Almost all practicing Christians believe that part of their faith means being a witness about Jesus (ranging from 95% to 97% among all generational groups), and that the best thing that could ever happen to someone is for them to know Jesus (94% to 97%). Millennials in particular feel equipped to share their faith with others. For instance, almost three-quarters say they know how to respond when someone raises questions about faith (73%), and that they are gifted at sharing their faith with other people (73%). This is higher than any other generational group: Gen X (66%), Boomers (59%) and Elders (56%).
Despite this, many Millennials are unsure about the actual practice of evangelism. Almost half of Millennials (47%) agree at least somewhat that it is wrong to share one’s personal beliefs with someone of a different faith in hopes that they will one day share the same faith. This is compared to a little over one-quarter of Gen X (27%), and one in five Boomers (19%) and Elders (20%). (Though Gen Z teens were not included in this study, their thoroughly post-Christian posture will likely amplify this stance toward evangelism.)

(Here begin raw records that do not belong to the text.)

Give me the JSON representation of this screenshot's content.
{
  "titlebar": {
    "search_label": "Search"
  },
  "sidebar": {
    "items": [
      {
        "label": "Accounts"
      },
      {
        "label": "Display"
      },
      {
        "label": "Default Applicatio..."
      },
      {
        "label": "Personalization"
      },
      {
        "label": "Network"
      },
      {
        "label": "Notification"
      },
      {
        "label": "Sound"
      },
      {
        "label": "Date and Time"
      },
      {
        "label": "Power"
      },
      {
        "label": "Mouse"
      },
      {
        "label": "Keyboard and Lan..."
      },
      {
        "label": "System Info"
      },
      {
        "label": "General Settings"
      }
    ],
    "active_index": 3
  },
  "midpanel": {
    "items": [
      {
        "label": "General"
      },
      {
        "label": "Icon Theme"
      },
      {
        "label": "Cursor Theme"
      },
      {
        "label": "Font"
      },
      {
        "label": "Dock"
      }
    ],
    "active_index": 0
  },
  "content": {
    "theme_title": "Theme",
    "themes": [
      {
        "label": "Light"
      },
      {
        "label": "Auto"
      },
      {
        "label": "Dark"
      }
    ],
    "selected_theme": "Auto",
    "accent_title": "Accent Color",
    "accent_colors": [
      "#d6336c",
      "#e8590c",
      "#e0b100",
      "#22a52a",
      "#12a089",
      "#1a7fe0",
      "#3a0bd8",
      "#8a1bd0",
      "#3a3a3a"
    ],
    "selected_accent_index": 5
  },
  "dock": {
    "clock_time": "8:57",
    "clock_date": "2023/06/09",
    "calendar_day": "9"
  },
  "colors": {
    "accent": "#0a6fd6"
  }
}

Read more about the report: https://www.barna.com/research/millennials-oppose-evangelism/
Experts and defectors say most of North Korea’s underground Christians do not engage in the extremely dangerous work of proselytizing. Instead, they largely keep their beliefs to themselves or within their immediate families. (AP Photo/Lee Jin-man)
Christianity is virtually outlawed in North Korea, where dictator Kim Jong Un is the subject of a personality cult that treats him like a god. The possession of Bibles, open religious services and any attempt to build underground church networks could mean torture, lengthy prison terms or execution.

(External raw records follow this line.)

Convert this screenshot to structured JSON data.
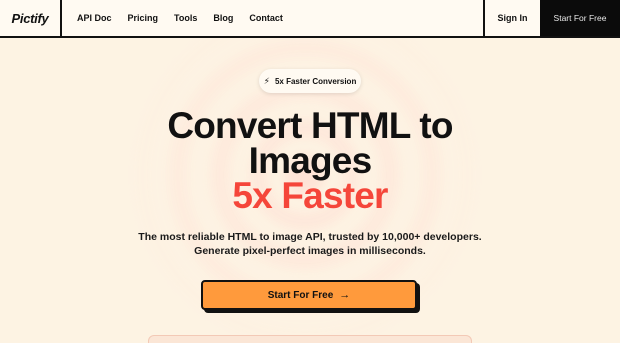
{
  "brand": {
    "logo": "Pictify"
  },
  "nav": {
    "links": [
      "API Doc",
      "Pricing",
      "Tools",
      "Blog",
      "Contact"
    ],
    "signin": "Sign In",
    "start": "Start For Free"
  },
  "hero": {
    "badge": "5x Faster Conversion",
    "badge_icon": "⚡",
    "line1": "Convert HTML to",
    "line2": "Images",
    "line3": "5x Faster",
    "sub1": "The most reliable HTML to image API, trusted by 10,000+ developers.",
    "sub2": "Generate pixel-perfect images in milliseconds.",
    "cta": "Start For Free",
    "cta_icon": "→"
  },
  "colors": {
    "accent": "#f5463a",
    "cta": "#ff9a3c",
    "background": "#fdf3e3"
  }
}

Click the following link, to know what North Korean defectors, a Christian activist and a South Korean Catholic bishop tell the ways North Koreans maintain their beliefs:
A bishop and two priests of the underground community of Hebei province in northern China who had been detained last year were able to go home for the Lunar New Year. They were Coadjutor Bishop Cui Tai, Father Su Guipeng and Father Zhao He of Xuanhua Diocese.
A source named John told ucanews.com that the bishop was allowed to go home on Jan. 24 to visit his elderly sister for the Lunar New Year but was banned from management of religious activities.
Another source, Peter, told ucanews.com that the government had allowed the bishop and priests to stay at home for the Lunar New Year but they must not organize or participate in any religious activities and be contactable by authorities at all times.
“As for what happens after Lunar New Year, it is very likely that they will be house arrested again,” Peter said.